    If people have do defend a public walking trail by saying it is "usually safe" then there is a problem. Those that want to use the trail have every right to do so without fear of crimes against them. Stop being soft on criminals and be able to take care of the problem yourself with overwhelming force. I would rather see a thousand articles about how some attacker was wounded/killed on the walking trail than one about an innocent victim being attacked/killed.
    Step up citizens, your pacifist attitudes are putting others at risk.

  • btneast Jul 18, 2013

    I rarely carry mace at any of these locations because I haven't ever felt a need to.

    Kind of scary, basing your safety on a "feeling"? Better to have mace and not need it, than to need it and not have it, don't you think? Also, the ATT, at least in the section under discussion, has never been safe. Durham has come a long way, and has a lot of good things going on.....now.....but there is still a LOT of areas that you really should not be running alone in.....more than you think.

  • amandamshaffer Jul 18, 2013

    As a runner of several years and a vocal advocate and resident of Durham, it really saddens me that the part of the Tobacco Trail that stretches from downtown to Southpoint is no longer safe. Nor has it been for about two years now. I still run there occasionally, but with one earbud out of my ears and a can of mace in my hand.

    However, I don't feel that this is a "Durham" problem. I run on the Ellerbe Creek Trail that is entirely within city limits, on a regular basis. I also run "the loop" at Duke's east campus, and make up my own routes on the streets of downtown, Walltown, and Stadium Park neighborhoods. I rarely carry mace at any of these locations because I haven't ever felt a need to.

    The police need to perform a deeper analysis as to why crime is concentrated in such a specific area. In the meantime, I will stick to downtown and enjoy the relatively empty and peaceful trails, since y'all still think that all of Durham is a crime-ridden hellhole.

  • OakRapp Jul 18, 2013

    Should be some good deals on used outdoor security cameras in local pawn shops shortly after CBC puts 'em up. Wise shoppers will check for bullet holes before buying, though.

  • bigdee015 Jul 17, 2013

    Someone needs to tell the bad guys it's illegal to carry a gun there. Let's ban all bad guys and the world will be safe.

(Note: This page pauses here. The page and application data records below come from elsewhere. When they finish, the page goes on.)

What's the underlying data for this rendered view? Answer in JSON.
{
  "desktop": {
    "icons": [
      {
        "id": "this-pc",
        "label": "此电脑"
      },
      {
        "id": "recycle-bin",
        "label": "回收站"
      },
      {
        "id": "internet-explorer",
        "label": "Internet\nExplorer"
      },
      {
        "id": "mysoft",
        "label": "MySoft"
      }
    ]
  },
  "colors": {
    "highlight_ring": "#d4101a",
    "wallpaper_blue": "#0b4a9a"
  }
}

  • rmsmith Jul 17, 2013

    Anyone in Durham needs to be able to protect themselves. When seconds count......... the police are minutes away.

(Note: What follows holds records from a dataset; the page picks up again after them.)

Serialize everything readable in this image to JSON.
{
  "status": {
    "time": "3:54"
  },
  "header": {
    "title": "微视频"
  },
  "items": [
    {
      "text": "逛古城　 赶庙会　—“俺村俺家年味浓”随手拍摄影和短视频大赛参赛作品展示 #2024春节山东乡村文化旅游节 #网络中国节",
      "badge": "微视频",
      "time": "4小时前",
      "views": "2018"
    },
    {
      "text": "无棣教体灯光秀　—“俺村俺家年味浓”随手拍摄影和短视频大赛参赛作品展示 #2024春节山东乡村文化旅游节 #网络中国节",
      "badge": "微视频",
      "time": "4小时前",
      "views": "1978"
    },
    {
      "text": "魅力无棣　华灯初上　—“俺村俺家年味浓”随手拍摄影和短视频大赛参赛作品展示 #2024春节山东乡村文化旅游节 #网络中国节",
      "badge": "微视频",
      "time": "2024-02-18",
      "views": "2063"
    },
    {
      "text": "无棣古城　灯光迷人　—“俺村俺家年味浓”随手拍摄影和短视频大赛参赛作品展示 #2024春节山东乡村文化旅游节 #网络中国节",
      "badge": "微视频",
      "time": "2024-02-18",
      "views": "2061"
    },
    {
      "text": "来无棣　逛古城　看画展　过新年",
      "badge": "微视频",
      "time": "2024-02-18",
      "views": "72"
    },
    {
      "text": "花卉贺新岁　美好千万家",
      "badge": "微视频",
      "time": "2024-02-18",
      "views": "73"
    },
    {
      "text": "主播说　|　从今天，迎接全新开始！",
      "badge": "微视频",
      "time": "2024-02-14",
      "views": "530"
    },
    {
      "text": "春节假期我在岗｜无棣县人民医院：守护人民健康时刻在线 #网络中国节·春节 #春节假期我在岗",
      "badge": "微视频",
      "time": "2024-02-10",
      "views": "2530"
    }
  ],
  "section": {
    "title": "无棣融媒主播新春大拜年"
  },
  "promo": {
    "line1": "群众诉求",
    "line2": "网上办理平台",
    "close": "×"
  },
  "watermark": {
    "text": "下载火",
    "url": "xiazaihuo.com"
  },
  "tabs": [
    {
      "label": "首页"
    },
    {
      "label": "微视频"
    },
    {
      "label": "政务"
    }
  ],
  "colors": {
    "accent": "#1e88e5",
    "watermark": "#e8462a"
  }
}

    I carry a CCW cause a police office is too heavy to carry

  • cjw6105 Jul 17, 2013

    The biggest problem with the Trail is that it's in DURHAM.

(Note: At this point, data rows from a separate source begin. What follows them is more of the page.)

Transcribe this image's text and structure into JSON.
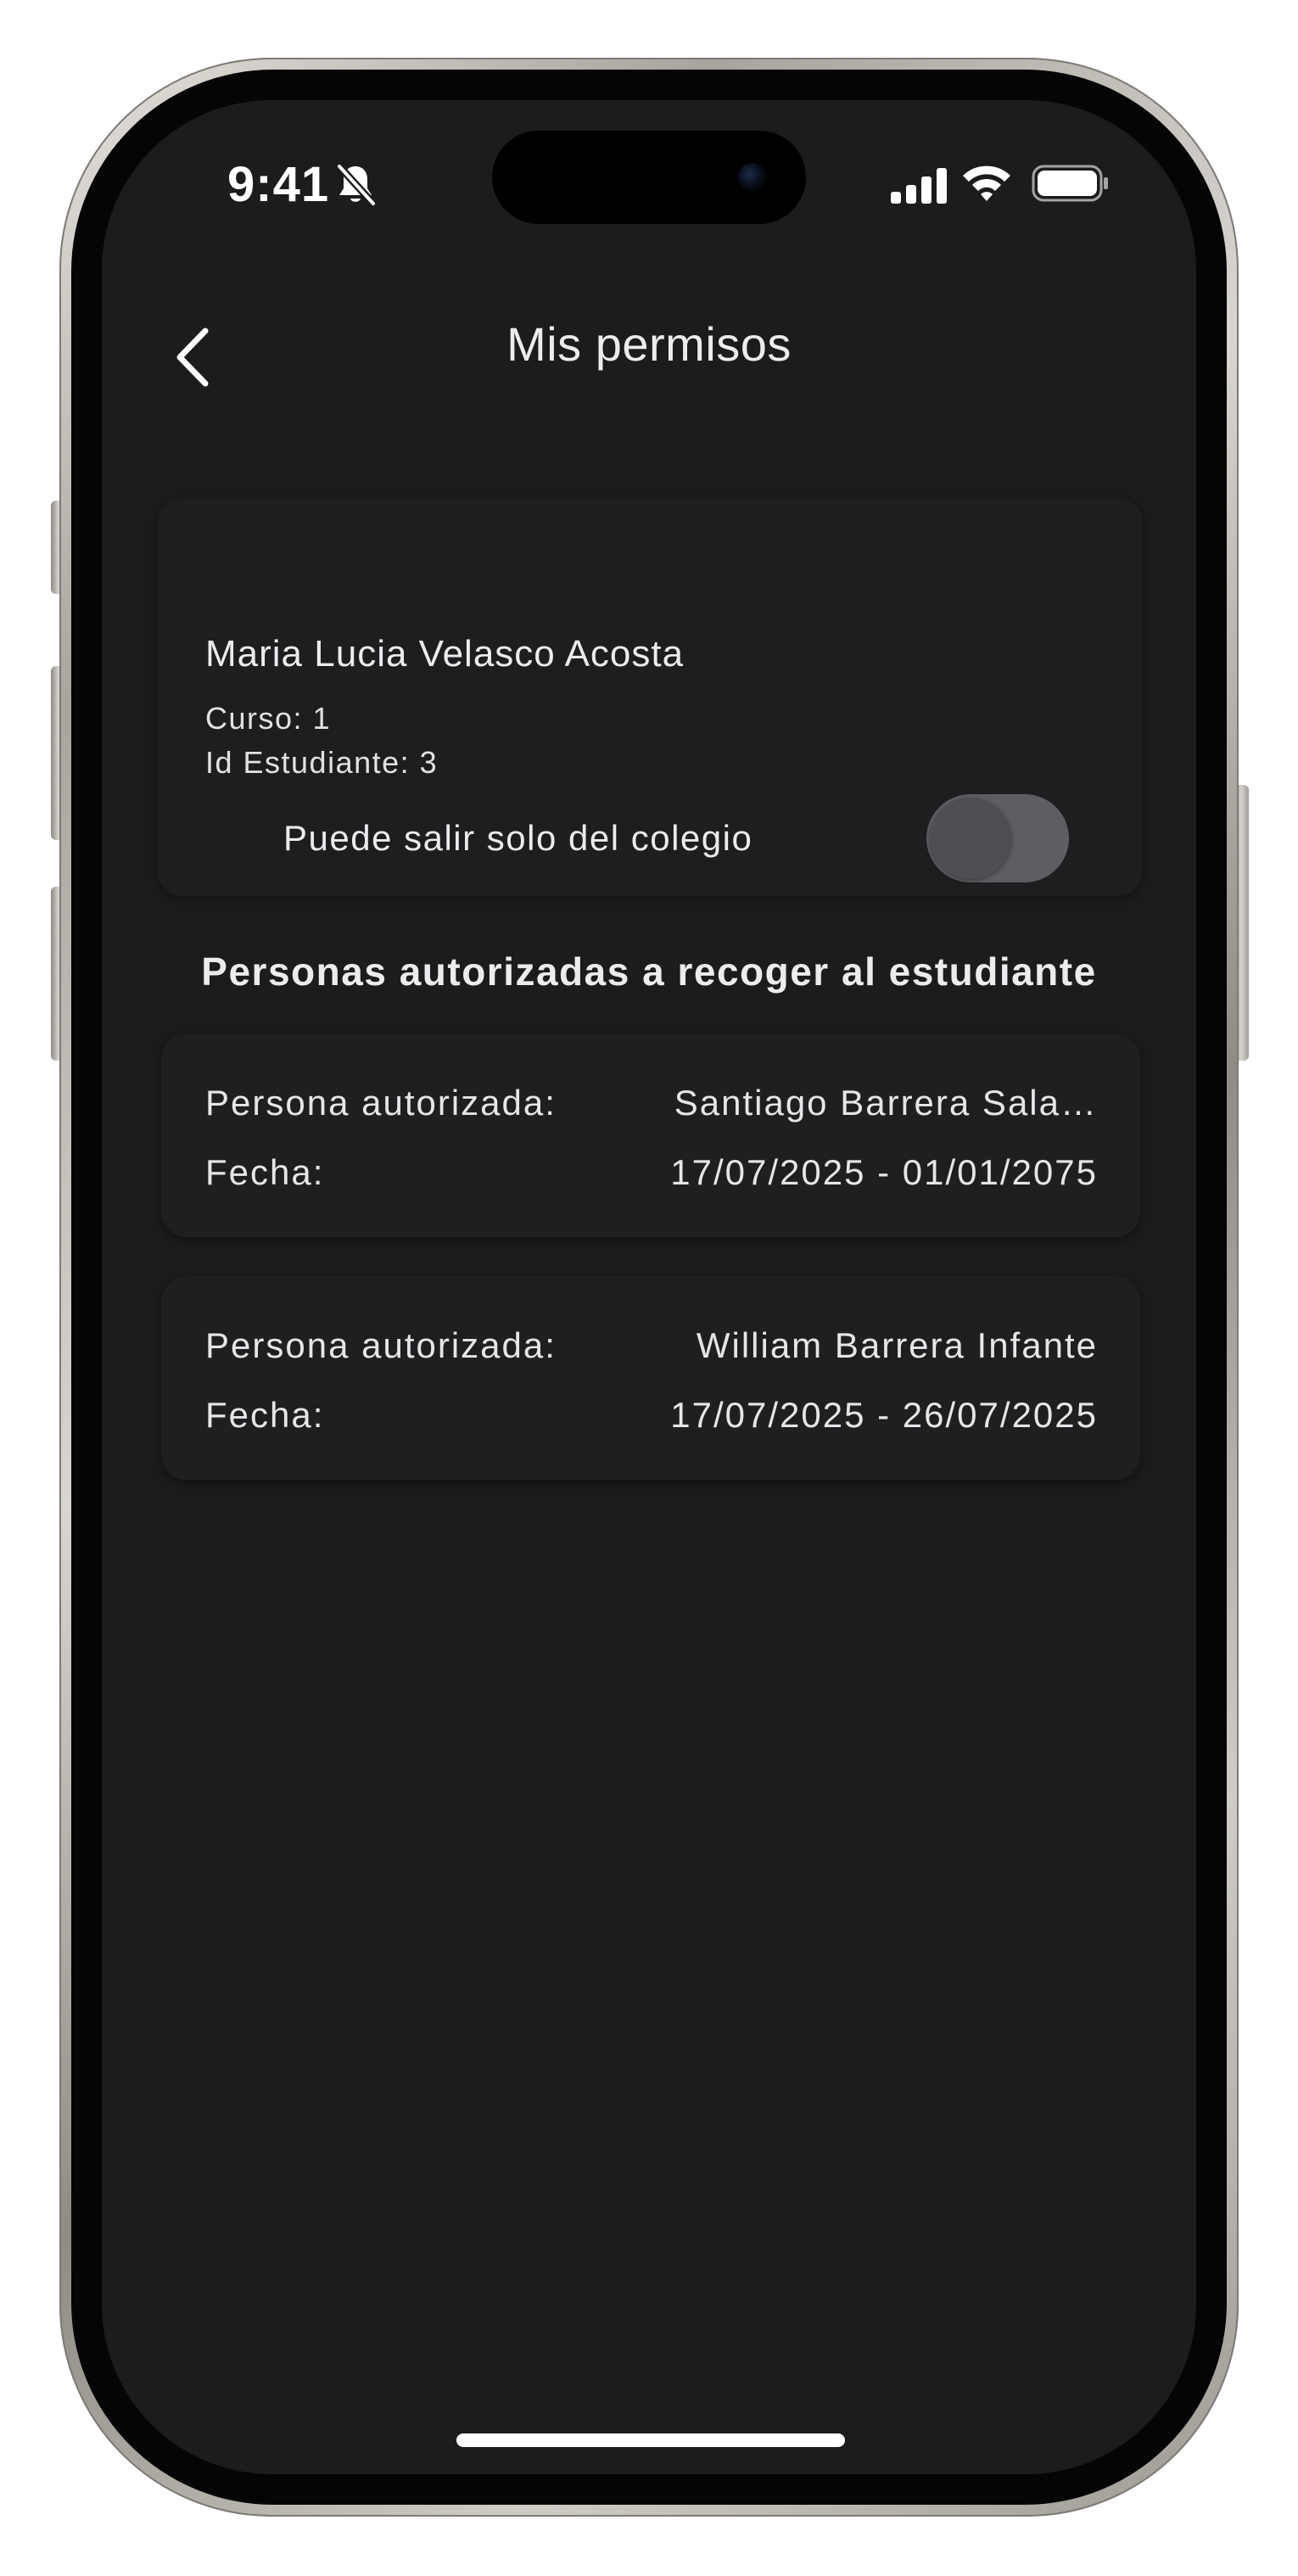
{
  "status_bar": {
    "time": "9:41",
    "icons": [
      "bell-slash-icon",
      "signal-icon",
      "wifi-icon",
      "battery-icon"
    ]
  },
  "header": {
    "title": "Mis permisos",
    "back_icon": "chevron-left-icon"
  },
  "student": {
    "name": "Maria Lucia Velasco Acosta",
    "course": "Curso: 1",
    "student_id": "Id Estudiante: 3",
    "toggle_label": "Puede salir solo del colegio",
    "toggle_on": false
  },
  "authorized": {
    "section_title": "Personas autorizadas a recoger al estudiante",
    "label_person": "Persona autorizada:",
    "label_date": "Fecha:",
    "people": [
      {
        "name": "Santiago Barrera Sala…",
        "date": "17/07/2025 - 01/01/2075"
      },
      {
        "name": "William Barrera Infante",
        "date": "17/07/2025 - 26/07/2025"
      }
    ]
  },
  "colors": {
    "background": "#1c1c1e",
    "card": "#1e1e20",
    "text": "#ececef",
    "toggle_track": "#5e5e62"
  }
}
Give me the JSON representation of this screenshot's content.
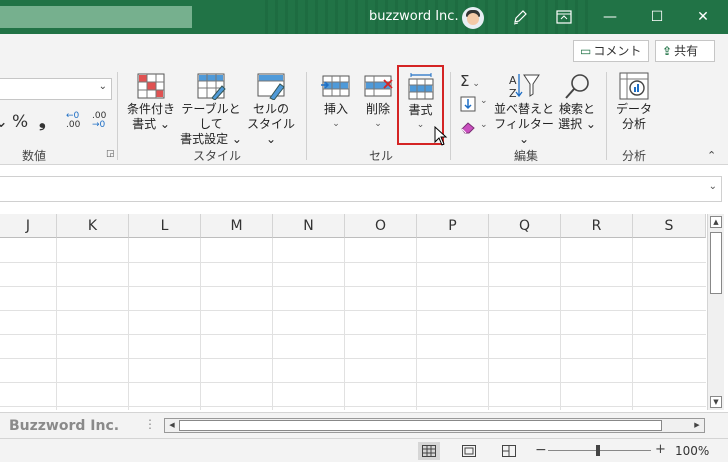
{
  "titlebar": {
    "title": "buzzword Inc.",
    "minimize": "—",
    "maximize": "☐",
    "close": "✕"
  },
  "comment_button": "コメント",
  "share_button": "共有",
  "groups": {
    "number": {
      "label": "数値",
      "percent": "%",
      "comma": "❟",
      "inc_top": "←0",
      "inc_bot": ".00",
      "dec_top": ".00",
      "dec_bot": "→0"
    },
    "styles": {
      "label": "スタイル",
      "conditional": [
        "条件付き",
        "書式 ⌄"
      ],
      "as_table": [
        "テーブルとして",
        "書式設定 ⌄"
      ],
      "cell_styles": [
        "セルの",
        "スタイル ⌄"
      ]
    },
    "cells": {
      "label": "セル",
      "insert": "挿入",
      "delete": "削除",
      "format": "書式",
      "chev": "⌄"
    },
    "editing": {
      "label": "編集",
      "sort": [
        "並べ替えと",
        "フィルター ⌄"
      ],
      "find": [
        "検索と",
        "選択 ⌄"
      ]
    },
    "analysis": {
      "label": "分析",
      "data_analysis": [
        "データ",
        "分析"
      ]
    }
  },
  "columns": [
    "J",
    "K",
    "L",
    "M",
    "N",
    "O",
    "P",
    "Q",
    "R",
    "S"
  ],
  "sheet_tab": "Buzzword Inc.",
  "zoom": "100%",
  "accent": "#217346",
  "selection_color": "#d42424"
}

  • ThatGuyYetAgain Jul 17, 2013

    OK, let’s review our take-aways! The Trail Watch program doesn’t work. Increased police patrols don’t work. Security cameras don’t work. “Take back the trail” feel-good events and self-congratulatory press releases don’t work.

    Everybody got that? Great!

    Fortunately there is something that might actually work and it was suggested by someone featured in this story who is quoted as saying “But we, as trail uses (sic), need to take a lot of the responsibility.”

    OK, so how to actually take some of that responsibility? Open carry. As in a firearm. Loaded and on your hip in plain view. Google it. If the bad guys see that you’re serious about protecting yourself, they’ll likely wait for the easy target coming right down the trail in a few minutes. You know, the guy or gal with the Prius with COEXIST and PBS stickers on the back bumper. These are the easy targets. These are the obvious targets.

    Choose to be one or not.

  • Realthoughts Jul 17, 2013

    So there is a description of what the man was wearing, is the any clue as to what race he might be? It is little hard for people to know to call in when they don't know if the man is White, Black, Hispanic,purple or green. It would be helpful along with what he is wearing.

  • Six String Jul 17, 2013

    Two robberies in a month. Hmmm. What about the previous 12 or so? They have let this get out of hand and now the criminals come and go as they please.